=== TASK DESCRIPTION ===
For this exercise, reproduce the records exactly as they stand and do not carry any images over.

=== GIVEN INFORMATION ===
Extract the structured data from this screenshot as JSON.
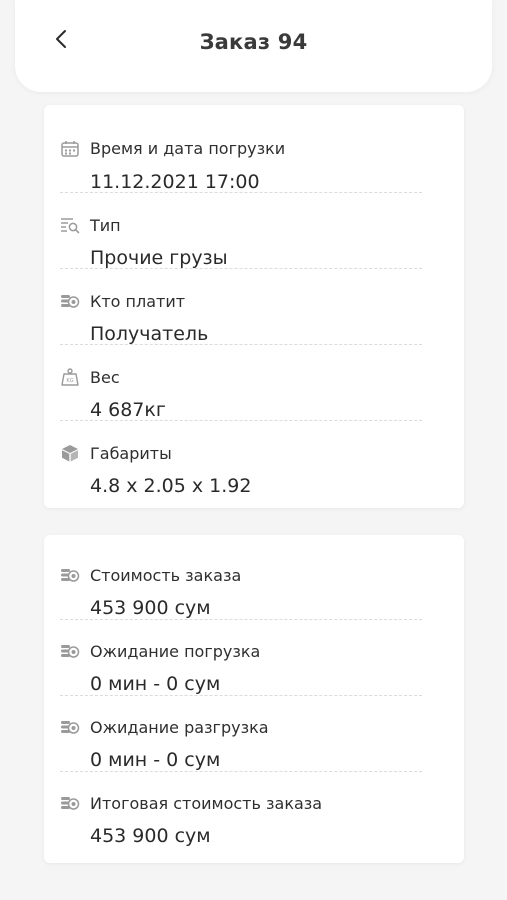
{
  "header": {
    "title": "Заказ 94",
    "back_icon": "chevron-left-icon"
  },
  "details": [
    {
      "icon": "calendar-icon",
      "label": "Время и дата погрузки",
      "value": "11.12.2021 17:00"
    },
    {
      "icon": "list-search-icon",
      "label": "Тип",
      "value": "Прочие грузы"
    },
    {
      "icon": "coins-icon",
      "label": "Кто платит",
      "value": "Получатель"
    },
    {
      "icon": "weight-icon",
      "label": "Вес",
      "value": "4 687кг"
    },
    {
      "icon": "box-icon",
      "label": "Габариты",
      "value": "4.8 x 2.05 x 1.92"
    }
  ],
  "costs": [
    {
      "icon": "coins-icon",
      "label": "Стоимость заказа",
      "value": "453 900 сум"
    },
    {
      "icon": "coins-icon",
      "label": "Ожидание погрузка",
      "value": "0 мин - 0 сум"
    },
    {
      "icon": "coins-icon",
      "label": "Ожидание разгрузка",
      "value": "0 мин - 0 сум"
    },
    {
      "icon": "coins-icon",
      "label": "Итоговая стоимость заказа",
      "value": "453 900 сум"
    }
  ]
}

=== EXERCISE RESPONSE ===
Extract the structured data from this screenshot as JSON.
{
  "header": {
    "title": "Заказ 94",
    "back_icon": "chevron-left-icon"
  },
  "details": [
    {
      "icon": "calendar-icon",
      "label": "Время и дата погрузки",
      "value": "11.12.2021 17:00"
    },
    {
      "icon": "list-search-icon",
      "label": "Тип",
      "value": "Прочие грузы"
    },
    {
      "icon": "coins-icon",
      "label": "Кто платит",
      "value": "Получатель"
    },
    {
      "icon": "weight-icon",
      "label": "Вес",
      "value": "4 687кг"
    },
    {
      "icon": "box-icon",
      "label": "Габариты",
      "value": "4.8 x 2.05 x 1.92"
    }
  ],
  "costs": [
    {
      "icon": "coins-icon",
      "label": "Стоимость заказа",
      "value": "453 900 сум"
    },
    {
      "icon": "coins-icon",
      "label": "Ожидание погрузка",
      "value": "0 мин - 0 сум"
    },
    {
      "icon": "coins-icon",
      "label": "Ожидание разгрузка",
      "value": "0 мин - 0 сум"
    },
    {
      "icon": "coins-icon",
      "label": "Итоговая стоимость заказа",
      "value": "453 900 сум"
    }
  ]
}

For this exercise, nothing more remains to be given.